▽

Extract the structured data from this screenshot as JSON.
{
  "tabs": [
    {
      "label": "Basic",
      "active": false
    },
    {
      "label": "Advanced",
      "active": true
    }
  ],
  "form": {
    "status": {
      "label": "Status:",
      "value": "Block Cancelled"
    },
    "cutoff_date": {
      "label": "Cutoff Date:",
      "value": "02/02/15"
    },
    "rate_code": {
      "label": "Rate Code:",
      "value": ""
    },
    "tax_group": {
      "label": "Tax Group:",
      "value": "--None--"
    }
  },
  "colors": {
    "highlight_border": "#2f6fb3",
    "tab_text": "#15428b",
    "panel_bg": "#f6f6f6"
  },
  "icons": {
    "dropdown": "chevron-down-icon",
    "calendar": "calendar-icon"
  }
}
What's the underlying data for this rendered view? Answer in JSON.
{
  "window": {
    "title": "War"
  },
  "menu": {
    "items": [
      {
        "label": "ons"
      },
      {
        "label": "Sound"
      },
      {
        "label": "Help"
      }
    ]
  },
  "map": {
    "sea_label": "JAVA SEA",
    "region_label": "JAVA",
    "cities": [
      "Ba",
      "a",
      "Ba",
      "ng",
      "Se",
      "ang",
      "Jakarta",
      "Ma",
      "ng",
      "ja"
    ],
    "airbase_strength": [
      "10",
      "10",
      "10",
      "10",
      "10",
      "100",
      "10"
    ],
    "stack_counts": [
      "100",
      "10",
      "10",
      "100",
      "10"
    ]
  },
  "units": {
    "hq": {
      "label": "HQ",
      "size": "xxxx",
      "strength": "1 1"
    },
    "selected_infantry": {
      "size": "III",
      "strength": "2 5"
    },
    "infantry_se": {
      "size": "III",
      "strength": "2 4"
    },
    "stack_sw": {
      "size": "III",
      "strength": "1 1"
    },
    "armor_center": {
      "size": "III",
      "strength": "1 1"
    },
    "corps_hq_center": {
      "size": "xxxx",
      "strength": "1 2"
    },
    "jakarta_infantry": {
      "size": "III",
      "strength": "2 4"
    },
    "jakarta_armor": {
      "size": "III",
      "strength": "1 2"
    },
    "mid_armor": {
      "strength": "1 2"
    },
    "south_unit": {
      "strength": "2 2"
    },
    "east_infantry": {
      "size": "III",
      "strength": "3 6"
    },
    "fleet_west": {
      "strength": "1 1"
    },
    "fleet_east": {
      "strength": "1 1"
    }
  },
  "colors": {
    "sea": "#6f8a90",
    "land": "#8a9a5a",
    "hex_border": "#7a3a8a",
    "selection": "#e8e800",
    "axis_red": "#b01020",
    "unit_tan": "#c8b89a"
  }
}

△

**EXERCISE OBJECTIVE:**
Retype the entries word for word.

**PROBLEM SOLUTION:**
Extract the structured data from this screenshot as JSON.
{
  "tabs": [
    {
      "label": "Basic",
      "active": false
    },
    {
      "label": "Advanced",
      "active": true
    }
  ],
  "form": {
    "status": {
      "label": "Status:",
      "value": "Block Cancelled"
    },
    "cutoff_date": {
      "label": "Cutoff Date:",
      "value": "02/02/15"
    },
    "rate_code": {
      "label": "Rate Code:",
      "value": ""
    },
    "tax_group": {
      "label": "Tax Group:",
      "value": "--None--"
    }
  },
  "colors": {
    "highlight_border": "#2f6fb3",
    "tab_text": "#15428b",
    "panel_bg": "#f6f6f6"
  },
  "icons": {
    "dropdown": "chevron-down-icon",
    "calendar": "calendar-icon"
  }
}
What's the underlying data for this rendered view? Answer in JSON.
{
  "window": {
    "title": "War"
  },
  "menu": {
    "items": [
      {
        "label": "ons"
      },
      {
        "label": "Sound"
      },
      {
        "label": "Help"
      }
    ]
  },
  "map": {
    "sea_label": "JAVA SEA",
    "region_label": "JAVA",
    "cities": [
      "Ba",
      "a",
      "Ba",
      "ng",
      "Se",
      "ang",
      "Jakarta",
      "Ma",
      "ng",
      "ja"
    ],
    "airbase_strength": [
      "10",
      "10",
      "10",
      "10",
      "10",
      "100",
      "10"
    ],
    "stack_counts": [
      "100",
      "10",
      "10",
      "100",
      "10"
    ]
  },
  "units": {
    "hq": {
      "label": "HQ",
      "size": "xxxx",
      "strength": "1 1"
    },
    "selected_infantry": {
      "size": "III",
      "strength": "2 5"
    },
    "infantry_se": {
      "size": "III",
      "strength": "2 4"
    },
    "stack_sw": {
      "size": "III",
      "strength": "1 1"
    },
    "armor_center": {
      "size": "III",
      "strength": "1 1"
    },
    "corps_hq_center": {
      "size": "xxxx",
      "strength": "1 2"
    },
    "jakarta_infantry": {
      "size": "III",
      "strength": "2 4"
    },
    "jakarta_armor": {
      "size": "III",
      "strength": "1 2"
    },
    "mid_armor": {
      "strength": "1 2"
    },
    "south_unit": {
      "strength": "2 2"
    },
    "east_infantry": {
      "size": "III",
      "strength": "3 6"
    },
    "fleet_west": {
      "strength": "1 1"
    },
    "fleet_east": {
      "strength": "1 1"
    }
  },
  "colors": {
    "sea": "#6f8a90",
    "land": "#8a9a5a",
    "hex_border": "#7a3a8a",
    "selection": "#e8e800",
    "axis_red": "#b01020",
    "unit_tan": "#c8b89a"
  }
}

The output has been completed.